## [ABOUT THIS TASK]
Read through the material below and find each line that has the word "favicon"; copy it.
= = = = =
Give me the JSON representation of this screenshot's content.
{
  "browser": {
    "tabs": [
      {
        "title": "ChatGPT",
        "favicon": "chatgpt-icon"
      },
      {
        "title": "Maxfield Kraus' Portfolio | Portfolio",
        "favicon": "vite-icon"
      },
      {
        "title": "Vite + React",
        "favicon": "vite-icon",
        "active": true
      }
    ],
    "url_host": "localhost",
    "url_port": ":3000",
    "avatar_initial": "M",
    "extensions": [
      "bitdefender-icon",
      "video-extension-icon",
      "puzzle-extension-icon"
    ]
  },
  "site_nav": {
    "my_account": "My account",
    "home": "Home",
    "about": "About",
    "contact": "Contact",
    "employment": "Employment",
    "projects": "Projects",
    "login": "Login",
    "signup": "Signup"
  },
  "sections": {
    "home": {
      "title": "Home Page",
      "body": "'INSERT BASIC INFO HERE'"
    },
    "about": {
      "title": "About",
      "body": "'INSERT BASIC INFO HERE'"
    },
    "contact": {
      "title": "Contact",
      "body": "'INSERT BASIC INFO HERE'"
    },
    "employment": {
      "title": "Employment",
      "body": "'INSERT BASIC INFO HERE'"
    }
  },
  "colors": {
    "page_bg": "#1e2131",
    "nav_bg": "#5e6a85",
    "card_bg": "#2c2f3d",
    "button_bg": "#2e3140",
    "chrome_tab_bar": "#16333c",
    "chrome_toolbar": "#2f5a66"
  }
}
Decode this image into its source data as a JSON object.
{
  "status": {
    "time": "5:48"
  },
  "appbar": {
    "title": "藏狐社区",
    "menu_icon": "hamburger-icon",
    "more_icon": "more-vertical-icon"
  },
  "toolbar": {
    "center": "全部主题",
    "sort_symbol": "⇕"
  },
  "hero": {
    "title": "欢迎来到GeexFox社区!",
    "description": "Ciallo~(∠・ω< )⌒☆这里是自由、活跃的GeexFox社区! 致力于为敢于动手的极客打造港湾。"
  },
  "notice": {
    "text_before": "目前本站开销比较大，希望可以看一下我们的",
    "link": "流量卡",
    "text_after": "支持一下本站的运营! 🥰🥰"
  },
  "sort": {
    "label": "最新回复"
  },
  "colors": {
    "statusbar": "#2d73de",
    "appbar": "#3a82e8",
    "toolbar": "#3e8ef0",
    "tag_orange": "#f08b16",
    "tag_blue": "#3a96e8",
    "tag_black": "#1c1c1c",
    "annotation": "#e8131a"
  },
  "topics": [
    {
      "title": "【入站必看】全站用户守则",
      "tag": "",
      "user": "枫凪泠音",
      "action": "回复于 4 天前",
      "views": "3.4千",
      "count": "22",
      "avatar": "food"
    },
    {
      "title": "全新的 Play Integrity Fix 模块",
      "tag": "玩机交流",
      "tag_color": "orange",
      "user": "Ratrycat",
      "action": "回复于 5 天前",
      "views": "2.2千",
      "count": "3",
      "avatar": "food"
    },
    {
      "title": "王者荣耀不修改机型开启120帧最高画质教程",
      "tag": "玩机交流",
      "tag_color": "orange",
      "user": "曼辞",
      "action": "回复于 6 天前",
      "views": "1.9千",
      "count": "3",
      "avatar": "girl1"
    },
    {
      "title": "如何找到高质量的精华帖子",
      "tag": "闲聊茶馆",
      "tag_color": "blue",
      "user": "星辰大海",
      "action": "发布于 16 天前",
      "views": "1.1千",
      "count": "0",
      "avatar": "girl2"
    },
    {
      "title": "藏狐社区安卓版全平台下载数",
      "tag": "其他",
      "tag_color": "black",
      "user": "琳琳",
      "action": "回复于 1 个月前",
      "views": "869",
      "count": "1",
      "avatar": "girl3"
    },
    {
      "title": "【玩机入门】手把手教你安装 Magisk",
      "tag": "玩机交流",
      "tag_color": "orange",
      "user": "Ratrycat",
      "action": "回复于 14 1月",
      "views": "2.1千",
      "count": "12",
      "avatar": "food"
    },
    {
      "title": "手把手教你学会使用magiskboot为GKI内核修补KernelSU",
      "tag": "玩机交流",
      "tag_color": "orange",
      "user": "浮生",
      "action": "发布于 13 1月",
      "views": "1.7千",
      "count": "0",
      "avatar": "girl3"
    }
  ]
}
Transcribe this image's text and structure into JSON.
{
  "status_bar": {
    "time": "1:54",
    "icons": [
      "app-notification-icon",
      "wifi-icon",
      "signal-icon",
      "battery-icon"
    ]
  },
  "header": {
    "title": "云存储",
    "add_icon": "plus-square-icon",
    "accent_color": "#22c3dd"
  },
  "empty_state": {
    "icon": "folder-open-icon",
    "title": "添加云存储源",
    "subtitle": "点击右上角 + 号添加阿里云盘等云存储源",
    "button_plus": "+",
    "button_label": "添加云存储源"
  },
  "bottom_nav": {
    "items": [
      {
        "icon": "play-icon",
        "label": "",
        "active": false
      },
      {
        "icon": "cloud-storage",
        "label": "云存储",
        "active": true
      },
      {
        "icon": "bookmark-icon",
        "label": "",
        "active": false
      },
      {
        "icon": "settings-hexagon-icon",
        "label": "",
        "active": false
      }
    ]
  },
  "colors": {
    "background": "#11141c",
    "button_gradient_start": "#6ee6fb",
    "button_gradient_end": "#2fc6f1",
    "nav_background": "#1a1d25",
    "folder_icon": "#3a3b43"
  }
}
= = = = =
## [OUTPUT FOR THIS TASK]
        "favicon": "chatgpt-icon"
        "favicon": "vite-icon"
        "favicon": "vite-icon",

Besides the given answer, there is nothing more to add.